Whatcom (pronounced Watt Come) Falls is one of Bellingham's City Parks and covers 241 acres. It was built in 1939 and 1940 by the WPA (Works Project Administration) an agency created by the government during The Great Depression to help out of work men, and to build infrastructure for our country. In our area we find a lot of these construction jobs still viable - rock walls along twisting mountain roads, bridges, campgrounds and Whatcom Falls.
It is in the center of town now, although when built it was out past the last houses in town. I have a friend that grew up in that area around 40 years ago and she says that the street leading to the entrance of the Falls Park was mostly a logging road coming down out of the mountains. Now it is four lanes and one of the busiest streets in Bellingham.

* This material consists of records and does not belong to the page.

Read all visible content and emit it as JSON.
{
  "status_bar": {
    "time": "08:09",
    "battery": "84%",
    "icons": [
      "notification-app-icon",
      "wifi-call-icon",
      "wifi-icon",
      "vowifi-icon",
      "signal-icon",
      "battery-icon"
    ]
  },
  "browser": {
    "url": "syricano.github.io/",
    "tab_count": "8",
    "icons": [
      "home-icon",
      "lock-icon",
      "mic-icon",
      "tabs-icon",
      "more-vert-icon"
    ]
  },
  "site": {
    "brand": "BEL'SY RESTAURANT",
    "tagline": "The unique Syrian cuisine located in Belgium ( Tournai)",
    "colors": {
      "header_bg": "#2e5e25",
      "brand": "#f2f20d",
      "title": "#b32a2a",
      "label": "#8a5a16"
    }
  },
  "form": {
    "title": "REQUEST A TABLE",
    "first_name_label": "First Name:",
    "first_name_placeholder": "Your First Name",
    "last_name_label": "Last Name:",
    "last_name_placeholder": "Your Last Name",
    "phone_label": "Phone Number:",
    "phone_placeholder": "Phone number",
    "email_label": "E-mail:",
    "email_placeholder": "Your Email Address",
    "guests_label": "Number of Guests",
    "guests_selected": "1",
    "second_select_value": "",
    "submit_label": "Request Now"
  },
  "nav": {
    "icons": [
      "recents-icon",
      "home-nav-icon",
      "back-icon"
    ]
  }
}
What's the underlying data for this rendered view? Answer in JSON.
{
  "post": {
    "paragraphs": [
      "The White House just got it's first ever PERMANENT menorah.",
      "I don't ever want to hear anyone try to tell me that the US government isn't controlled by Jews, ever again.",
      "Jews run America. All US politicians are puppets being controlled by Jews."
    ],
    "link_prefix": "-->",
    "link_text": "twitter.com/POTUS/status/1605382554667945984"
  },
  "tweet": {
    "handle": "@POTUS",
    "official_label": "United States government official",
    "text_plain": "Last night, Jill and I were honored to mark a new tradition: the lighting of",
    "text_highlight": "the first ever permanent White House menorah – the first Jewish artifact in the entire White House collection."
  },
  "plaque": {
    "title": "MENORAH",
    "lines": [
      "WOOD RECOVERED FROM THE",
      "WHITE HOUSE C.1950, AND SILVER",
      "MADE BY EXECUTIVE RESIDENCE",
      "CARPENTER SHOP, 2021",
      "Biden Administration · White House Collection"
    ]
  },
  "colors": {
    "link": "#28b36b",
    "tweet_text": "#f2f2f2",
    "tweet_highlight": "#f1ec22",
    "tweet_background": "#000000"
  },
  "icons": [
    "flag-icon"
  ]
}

About a mile from our house, Whatcom Falls Park is one of our favorites. A short hike from the parking lot down to the falls, and then walking paths on both sides of the falls, a fish hatchery near the parking lot and just down another path, a pond that is the nursery for small fish. There is another entrance to the park - a long distance to the east, and nearer our house, which is a popular walking path and takes you first to the pond and then on to the falls.
A third entrance, not far from the first entrance, takes us to a higher parking lot, picnic tables and a second play area for kids - swings, slides - and a climbing structure. It is an amazing park - and it is maintained by the city. We are fortunate in the number of large city parks in Bellingham - Lake Paden, in past posts, is also a city park.
As we get out of the car in the parking lot we can hear the falls. People are strolling towards the sound, little kids are hopping and jumping, babies in strollers are waving their hands in delight, grandparents are urging caution as they approach the bridge, families are enjoying the sunny day at the park.
The path just off the parking lot, leading down to the falls.
A sharp turn - you can see a bit of the falls in the upper right hand corner. . .
Glimpsed through the trees - there are the falls. . .
The plague placed by young men those many years ago, so we might remember how our government helps out the people in times of need.
The moss is thick and beautiful on the bridge, watered by the mist from the falls.
We hold our breath at the first sightings of the falls as they thunder over the rocks. . .
The creek leading up to the falls. This creek comes out of Lake Whatcom, which is near our house.
The falls are awesome from any view. . .
Boulders at the bottom of the falls. . .
Don - at the far end of the bridge. . .
Upstream from the falls, towards the pond, are several smaller falls. . .
And pools. . .
Starting back across the bridge, more views of the falls. . .
I'm glad you came along for a tour of our wonderful city park.
Wow! What a gorgeous park and falls. I watched a special on PBS not long ago and the building of these walls and some others in the area. I was fascinated then and defintley putting this park on my list of places to visit. (Our daughter and her family live in Kirkland so we'll be visiting the falls soon I hope!)
Wonderful, great, I have no word.
wonderful shots...espec. the mossy wall and rocks, the waterfalls, the bridge - well, every one a gem...
That looks like a beautiful park. I love the look of moss. I grew up in Portland Oregon, we had moss everywhere. It does not grow where I live now. I do miss all of the beauty of it.
Thanks for the memories. I spent many hours at Whatcom Falls as a young girl. I have an award winning photograph that my dad took of the swans on the pond.
What a beautiful and peaceful place to go! I just love that stone bridge with all the pretty arches and beautiful moss. How nice that you have this beautiful place right in the middle of town. I can see myself having a lovely picnic here in the summer time. So nice that it is only a mile from your home! xx
Wonderful shots. A late visit from OYGIF.
Sweet and Juicy Cantaloupe
A lovely set of pictures (with greenery and water all over)
I wonder why they kept that sharp turn in the path way.
Your park is beautiful...it reminds me alot of our carriage trails in Acadia National Park which were also a part of the WPA.
Post a Comment